Web page and app entries:
# # # #
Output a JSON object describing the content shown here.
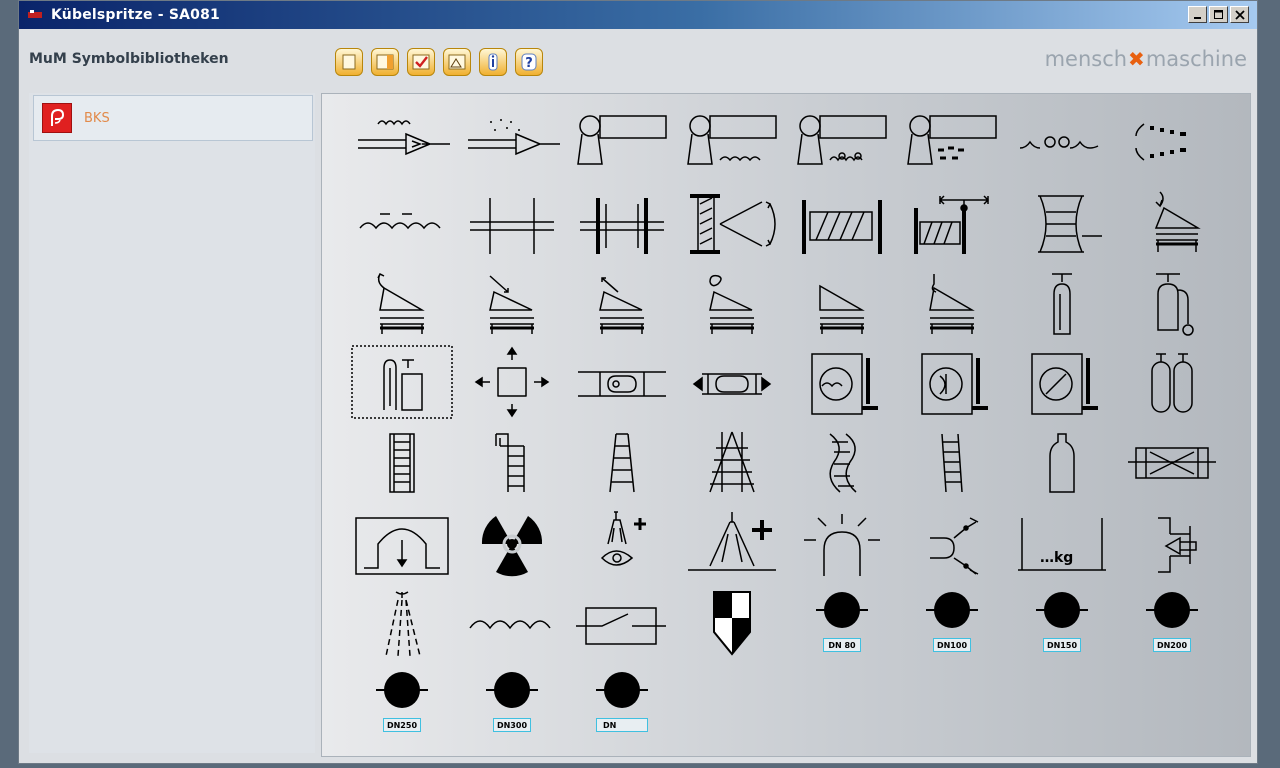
{
  "window": {
    "title": "Kübelspritze  -  SA081"
  },
  "toolbar": {
    "library_title": "MuM Symbolbibliotheken"
  },
  "logo": {
    "left": "mensch",
    "right": "maschine"
  },
  "sidebar": {
    "items": [
      {
        "label": "BKS"
      }
    ]
  },
  "symbols": {
    "dn_labels": [
      "DN 80",
      "DN100",
      "DN150",
      "DN200",
      "DN250",
      "DN300",
      "DN"
    ]
  }
}
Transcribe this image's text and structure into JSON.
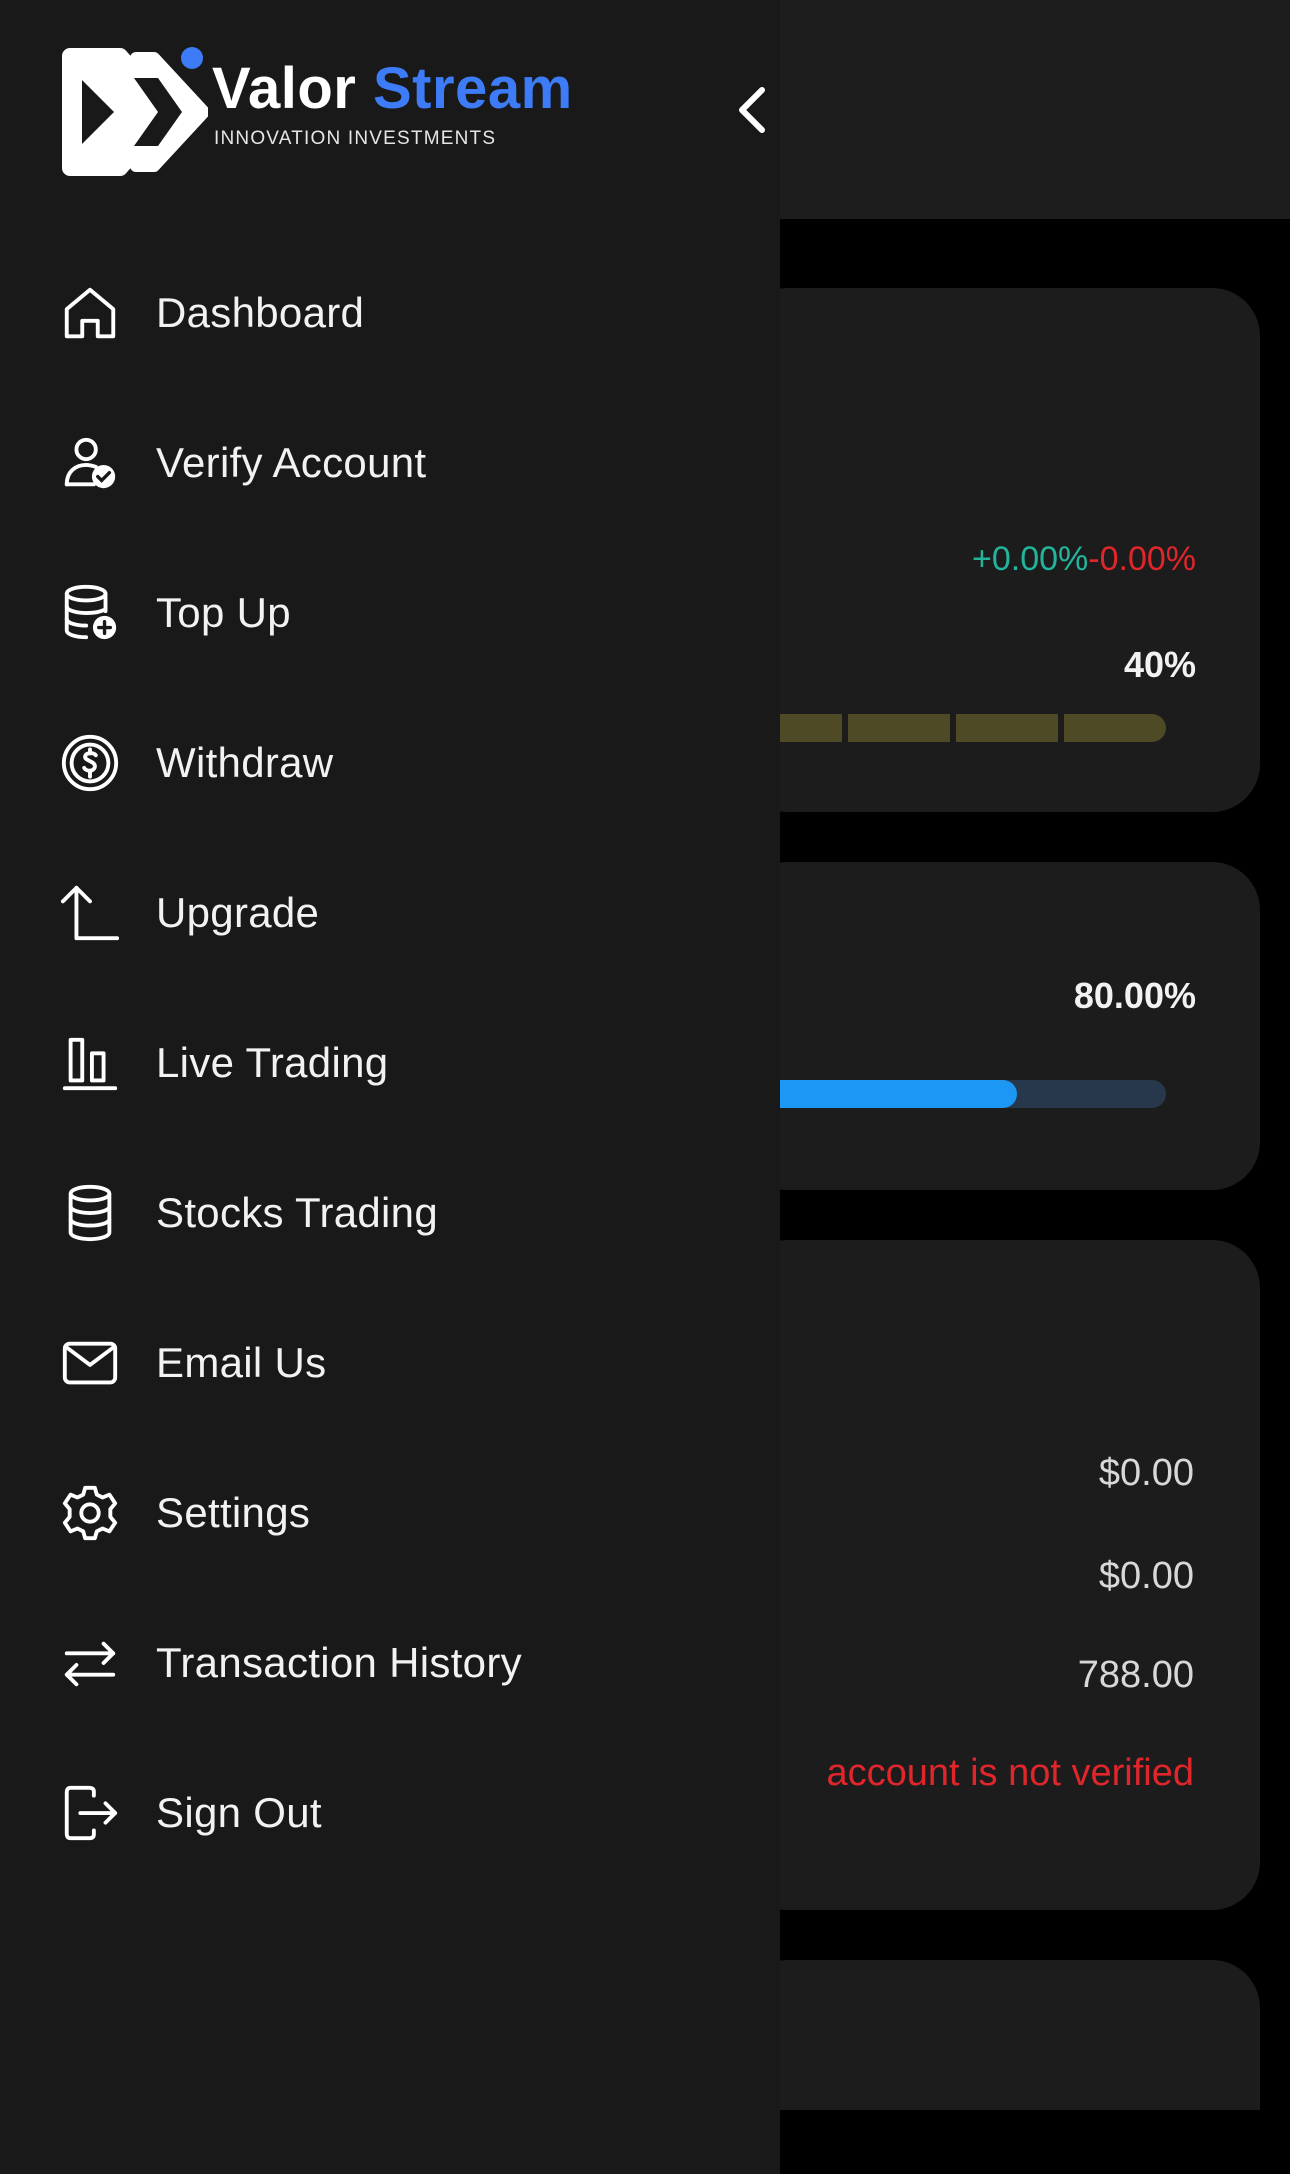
{
  "brand": {
    "name_part1": "Valor",
    "name_part2": "Stream",
    "tagline": "INNOVATION INVESTMENTS",
    "accent_color": "#3d7cf6"
  },
  "drawer": {
    "collapse_icon": "chevron-left-icon",
    "items": [
      {
        "label": "Dashboard",
        "icon": "home-icon"
      },
      {
        "label": "Verify Account",
        "icon": "user-check-icon"
      },
      {
        "label": "Top Up",
        "icon": "database-plus-icon"
      },
      {
        "label": "Withdraw",
        "icon": "dollar-circle-icon"
      },
      {
        "label": "Upgrade",
        "icon": "arrow-up-corner-icon"
      },
      {
        "label": "Live Trading",
        "icon": "bar-chart-icon"
      },
      {
        "label": "Stocks Trading",
        "icon": "database-icon"
      },
      {
        "label": "Email Us",
        "icon": "mail-icon"
      },
      {
        "label": "Settings",
        "icon": "gear-icon"
      },
      {
        "label": "Transaction History",
        "icon": "arrows-swap-icon"
      },
      {
        "label": "Sign Out",
        "icon": "logout-icon"
      }
    ]
  },
  "background": {
    "market_change": {
      "up": "+0.00%",
      "down": "-0.00%",
      "up_color": "#22b59c",
      "down_color": "#e0262b"
    },
    "risk": {
      "label": "40%",
      "segments_visible": 4,
      "segment_color": "#4e4a25"
    },
    "progress": {
      "label": "80.00%",
      "fraction": 0.8,
      "fill_color": "#1c97f3",
      "track_color": "#27384d"
    },
    "balances": {
      "value1": "$0.00",
      "value2": "$0.00",
      "value3": "788.00"
    },
    "warning": "account is not verified"
  }
}
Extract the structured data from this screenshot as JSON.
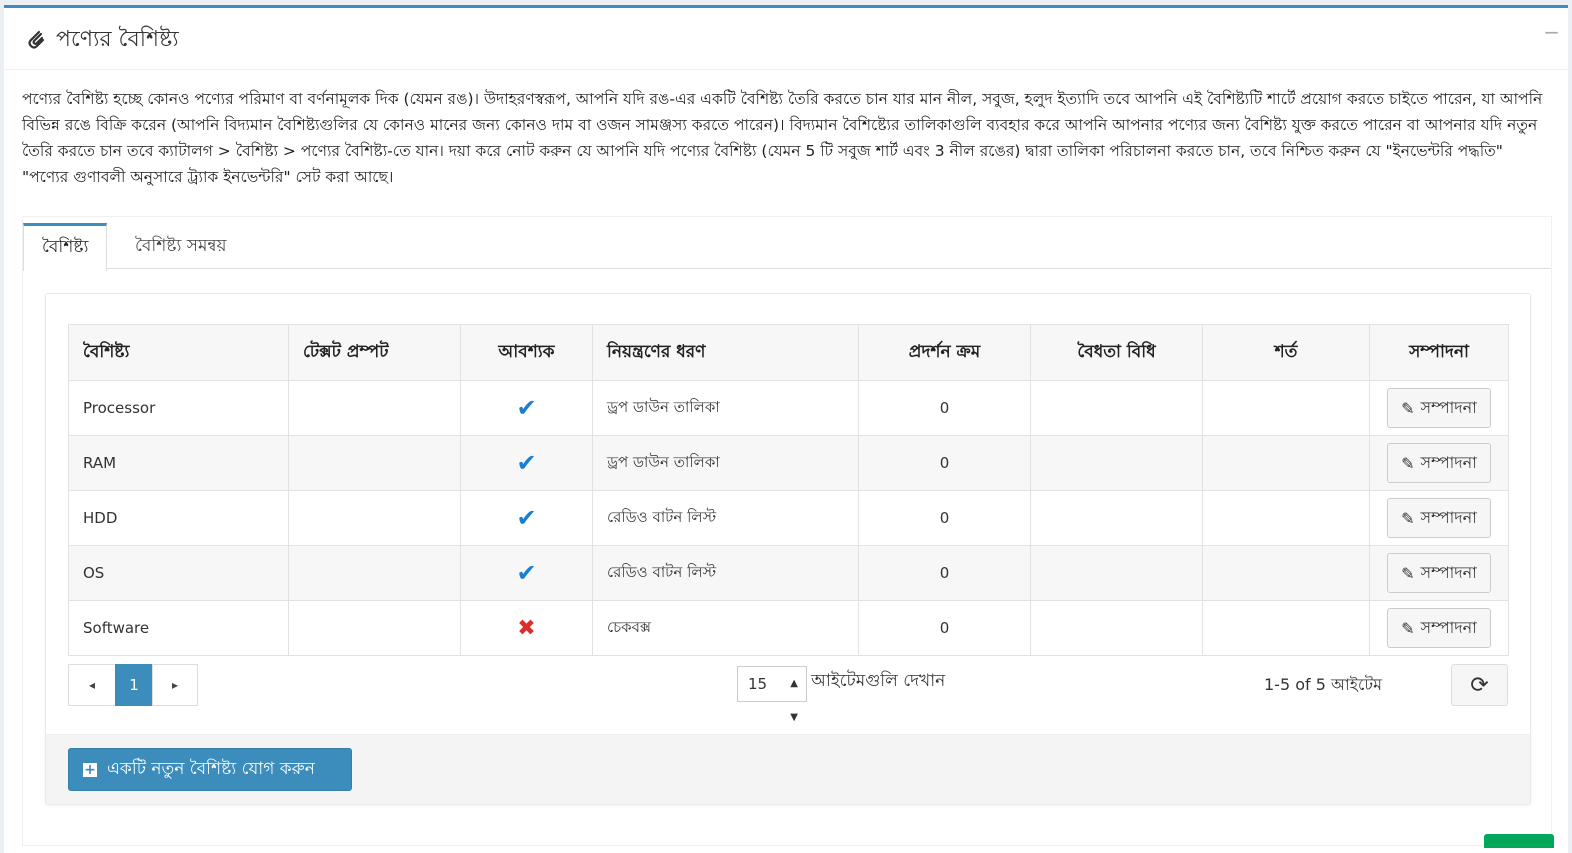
{
  "header": {
    "title": "পণ্যের বৈশিষ্ট্য",
    "icon": "paperclip-icon",
    "collapse_label": "−"
  },
  "description": "পণ্যের বৈশিষ্ট্য হচ্ছে কোনও পণ্যের পরিমাণ বা বর্ণনামূলক দিক (যেমন রঙ)। উদাহরণস্বরূপ, আপনি যদি রঙ-এর একটি বৈশিষ্ট্য তৈরি করতে চান যার মান নীল, সবুজ, হলুদ ইত্যাদি তবে আপনি এই বৈশিষ্ট্যটি শার্টে প্রয়োগ করতে চাইতে পারেন, যা আপনি বিভিন্ন রঙে বিক্রি করেন (আপনি বিদ্যমান বৈশিষ্ট্যগুলির যে কোনও মানের জন্য কোনও দাম বা ওজন সামঞ্জস্য করতে পারেন)। বিদ্যমান বৈশিষ্ট্যের তালিকাগুলি ব্যবহার করে আপনি আপনার পণ্যের জন্য বৈশিষ্ট্য যুক্ত করতে পারেন বা আপনার যদি নতুন তৈরি করতে চান তবে ক্যাটালগ > বৈশিষ্ট্য > পণ্যের বৈশিষ্ট্য-তে যান। দয়া করে নোট করুন যে আপনি যদি পণ্যের বৈশিষ্ট্য (যেমন 5 টি সবুজ শার্ট এবং 3 নীল রঙের) দ্বারা তালিকা পরিচালনা করতে চান, তবে নিশ্চিত করুন যে \"ইনভেন্টরি পদ্ধতি\" \"পণ্যের গুণাবলী অনুসারে ট্র্যাক ইনভেন্টরি\" সেট করা আছে।",
  "tabs": [
    {
      "label": "বৈশিষ্ট্য",
      "active": true
    },
    {
      "label": "বৈশিষ্ট্য সমন্বয়",
      "active": false
    }
  ],
  "table": {
    "columns": [
      "বৈশিষ্ট্য",
      "টেক্সট প্রম্পট",
      "আবশ্যক",
      "নিয়ন্ত্রণের ধরণ",
      "প্রদর্শন ক্রম",
      "বৈধতা বিধি",
      "শর্ত",
      "সম্পাদনা"
    ],
    "rows": [
      {
        "attribute": "Processor",
        "prompt": "",
        "required": true,
        "control": "ড্রপ ডাউন তালিকা",
        "order": "0",
        "validation": "",
        "condition": "",
        "edit": "সম্পাদনা"
      },
      {
        "attribute": "RAM",
        "prompt": "",
        "required": true,
        "control": "ড্রপ ডাউন তালিকা",
        "order": "0",
        "validation": "",
        "condition": "",
        "edit": "সম্পাদনা"
      },
      {
        "attribute": "HDD",
        "prompt": "",
        "required": true,
        "control": "রেডিও বাটন লিস্ট",
        "order": "0",
        "validation": "",
        "condition": "",
        "edit": "সম্পাদনা"
      },
      {
        "attribute": "OS",
        "prompt": "",
        "required": true,
        "control": "রেডিও বাটন লিস্ট",
        "order": "0",
        "validation": "",
        "condition": "",
        "edit": "সম্পাদনা"
      },
      {
        "attribute": "Software",
        "prompt": "",
        "required": false,
        "control": "চেকবক্স",
        "order": "0",
        "validation": "",
        "condition": "",
        "edit": "সম্পাদনা"
      }
    ]
  },
  "pager": {
    "prev": "◂",
    "current_page": "1",
    "next": "▸",
    "page_size": "15",
    "page_size_label": "আইটেমগুলি দেখান",
    "items_info": "1-5 of 5 আইটেম"
  },
  "footer": {
    "add_label": "একটি নতুন বৈশিষ্ট্য যোগ করুন"
  },
  "colors": {
    "accent": "#3c8dbc",
    "check": "#1a7fd4",
    "cross": "#d9302c",
    "success": "#00a65a"
  }
}
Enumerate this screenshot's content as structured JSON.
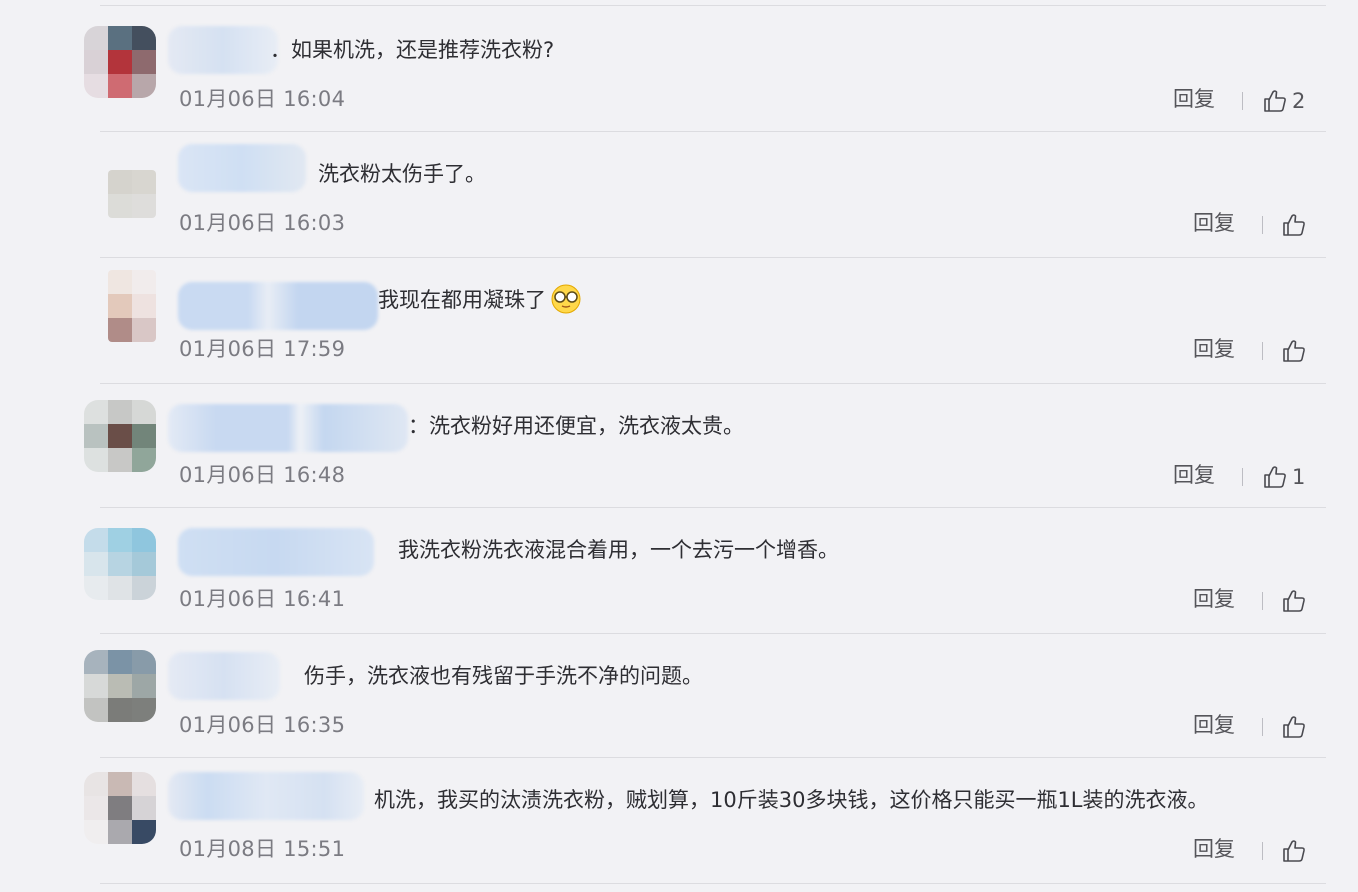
{
  "comments": [
    {
      "text": "．如果机洗，还是推荐洗衣粉?",
      "time": "01月06日 16:04",
      "reply": "回复",
      "likes": "2"
    },
    {
      "text": "洗衣粉太伤手了。",
      "time": "01月06日 16:03",
      "reply": "回复",
      "likes": ""
    },
    {
      "text": "我现在都用凝珠了",
      "time": "01月06日 17:59",
      "reply": "回复",
      "likes": ""
    },
    {
      "text": "：洗衣粉好用还便宜，洗衣液太贵。",
      "time": "01月06日 16:48",
      "reply": "回复",
      "likes": "1"
    },
    {
      "text": "我洗衣粉洗衣液混合着用，一个去污一个增香。",
      "time": "01月06日 16:41",
      "reply": "回复",
      "likes": ""
    },
    {
      "text": "伤手，洗衣液也有残留于手洗不净的问题。",
      "time": "01月06日 16:35",
      "reply": "回复",
      "likes": ""
    },
    {
      "text": "机洗，我买的汰渍洗衣粉，贼划算，10斤装30多块钱，这价格只能买一瓶1L装的洗衣液。",
      "time": "01月08日 15:51",
      "reply": "回复",
      "likes": ""
    }
  ],
  "icons": {
    "like": "thumbs-up-icon",
    "emoji": "glasses-emoji-icon"
  }
}
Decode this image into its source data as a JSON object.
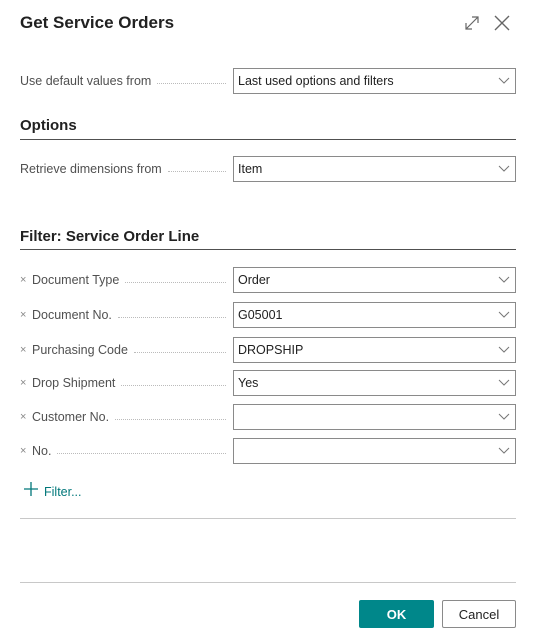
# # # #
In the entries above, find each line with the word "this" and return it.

Transcribe this image's text and structure into JSON.
Extract the structured data from this screenshot as JSON.
Enumerate this screenshot's content as structured JSON.
Decode this image into its source data as a JSON object.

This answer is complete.